● **TASK DESCRIPTION**
Collect every line in the records below that contains the word "value".

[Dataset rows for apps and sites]
────

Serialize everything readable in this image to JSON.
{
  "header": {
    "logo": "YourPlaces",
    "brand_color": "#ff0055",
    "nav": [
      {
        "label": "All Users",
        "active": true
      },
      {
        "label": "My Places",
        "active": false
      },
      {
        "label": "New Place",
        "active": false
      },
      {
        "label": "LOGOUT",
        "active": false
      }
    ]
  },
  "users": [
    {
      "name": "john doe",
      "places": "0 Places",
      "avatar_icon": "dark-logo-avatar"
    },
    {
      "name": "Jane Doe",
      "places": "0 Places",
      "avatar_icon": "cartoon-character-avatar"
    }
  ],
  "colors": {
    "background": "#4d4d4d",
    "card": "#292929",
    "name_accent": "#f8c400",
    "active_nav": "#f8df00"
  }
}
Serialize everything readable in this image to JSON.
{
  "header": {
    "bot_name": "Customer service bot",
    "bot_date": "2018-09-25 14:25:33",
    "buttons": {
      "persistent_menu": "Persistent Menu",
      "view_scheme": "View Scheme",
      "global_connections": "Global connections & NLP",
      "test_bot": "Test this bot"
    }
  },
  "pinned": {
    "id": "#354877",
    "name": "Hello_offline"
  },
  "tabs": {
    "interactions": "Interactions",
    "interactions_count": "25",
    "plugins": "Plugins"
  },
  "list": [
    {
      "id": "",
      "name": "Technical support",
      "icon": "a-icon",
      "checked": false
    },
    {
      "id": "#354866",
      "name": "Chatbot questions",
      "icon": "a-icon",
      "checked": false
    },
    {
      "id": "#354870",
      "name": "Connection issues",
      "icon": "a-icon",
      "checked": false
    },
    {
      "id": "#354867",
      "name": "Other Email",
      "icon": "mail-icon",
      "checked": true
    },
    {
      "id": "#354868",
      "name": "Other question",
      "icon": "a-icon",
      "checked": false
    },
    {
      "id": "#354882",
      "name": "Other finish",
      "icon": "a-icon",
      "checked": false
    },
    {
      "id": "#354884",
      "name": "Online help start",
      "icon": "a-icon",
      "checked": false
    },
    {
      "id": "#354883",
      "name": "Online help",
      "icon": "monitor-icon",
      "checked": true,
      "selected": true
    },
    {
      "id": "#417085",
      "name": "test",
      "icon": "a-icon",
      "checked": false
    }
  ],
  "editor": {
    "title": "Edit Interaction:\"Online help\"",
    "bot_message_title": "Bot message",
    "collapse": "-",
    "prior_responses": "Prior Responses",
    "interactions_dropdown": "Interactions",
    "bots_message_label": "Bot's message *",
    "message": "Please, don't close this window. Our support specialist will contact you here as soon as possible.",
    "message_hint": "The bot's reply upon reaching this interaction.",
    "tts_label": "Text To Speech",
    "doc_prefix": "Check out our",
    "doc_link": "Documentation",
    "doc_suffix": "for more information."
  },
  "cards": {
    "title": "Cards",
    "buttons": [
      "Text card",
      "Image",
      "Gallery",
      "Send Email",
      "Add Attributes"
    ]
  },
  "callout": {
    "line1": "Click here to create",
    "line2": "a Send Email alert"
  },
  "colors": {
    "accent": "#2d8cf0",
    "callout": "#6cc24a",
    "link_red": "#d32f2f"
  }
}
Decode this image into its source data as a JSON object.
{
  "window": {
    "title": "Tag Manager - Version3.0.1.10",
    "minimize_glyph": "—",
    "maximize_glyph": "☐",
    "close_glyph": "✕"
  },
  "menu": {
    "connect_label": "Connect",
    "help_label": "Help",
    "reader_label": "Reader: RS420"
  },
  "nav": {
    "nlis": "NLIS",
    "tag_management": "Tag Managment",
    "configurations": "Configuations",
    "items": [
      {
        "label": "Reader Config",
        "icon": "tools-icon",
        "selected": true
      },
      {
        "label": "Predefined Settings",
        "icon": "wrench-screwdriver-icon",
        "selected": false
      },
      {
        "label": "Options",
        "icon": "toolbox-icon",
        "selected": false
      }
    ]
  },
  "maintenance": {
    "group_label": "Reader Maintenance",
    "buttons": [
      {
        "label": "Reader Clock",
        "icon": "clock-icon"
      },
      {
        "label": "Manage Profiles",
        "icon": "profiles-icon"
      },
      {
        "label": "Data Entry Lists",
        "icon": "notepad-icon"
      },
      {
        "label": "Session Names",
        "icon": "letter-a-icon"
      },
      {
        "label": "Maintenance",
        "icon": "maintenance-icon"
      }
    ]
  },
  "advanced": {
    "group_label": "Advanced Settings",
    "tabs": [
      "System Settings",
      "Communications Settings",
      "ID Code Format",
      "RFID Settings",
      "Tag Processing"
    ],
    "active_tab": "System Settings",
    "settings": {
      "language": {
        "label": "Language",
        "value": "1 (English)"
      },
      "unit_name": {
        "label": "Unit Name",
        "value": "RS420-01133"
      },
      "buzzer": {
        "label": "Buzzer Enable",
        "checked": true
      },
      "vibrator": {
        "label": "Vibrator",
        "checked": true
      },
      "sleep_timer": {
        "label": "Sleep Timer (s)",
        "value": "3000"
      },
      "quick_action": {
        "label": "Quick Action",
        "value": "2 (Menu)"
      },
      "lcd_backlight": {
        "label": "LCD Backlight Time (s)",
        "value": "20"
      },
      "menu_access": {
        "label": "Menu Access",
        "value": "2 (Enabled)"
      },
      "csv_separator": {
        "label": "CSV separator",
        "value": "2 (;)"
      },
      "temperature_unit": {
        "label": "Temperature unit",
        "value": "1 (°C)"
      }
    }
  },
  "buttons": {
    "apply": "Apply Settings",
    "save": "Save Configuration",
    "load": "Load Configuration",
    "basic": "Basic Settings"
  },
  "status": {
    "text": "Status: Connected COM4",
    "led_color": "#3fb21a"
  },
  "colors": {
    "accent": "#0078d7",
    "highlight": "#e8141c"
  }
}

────

● **RESPONSE AREA**
        "value": "1 (English)"
        "value": "RS420-01133"
        "value": "3000"
        "value": "2 (Menu)"
        "value": "20"
        "value": "2 (Enabled)"
        "value": "2 (;)"
        "value": "1 (°C)"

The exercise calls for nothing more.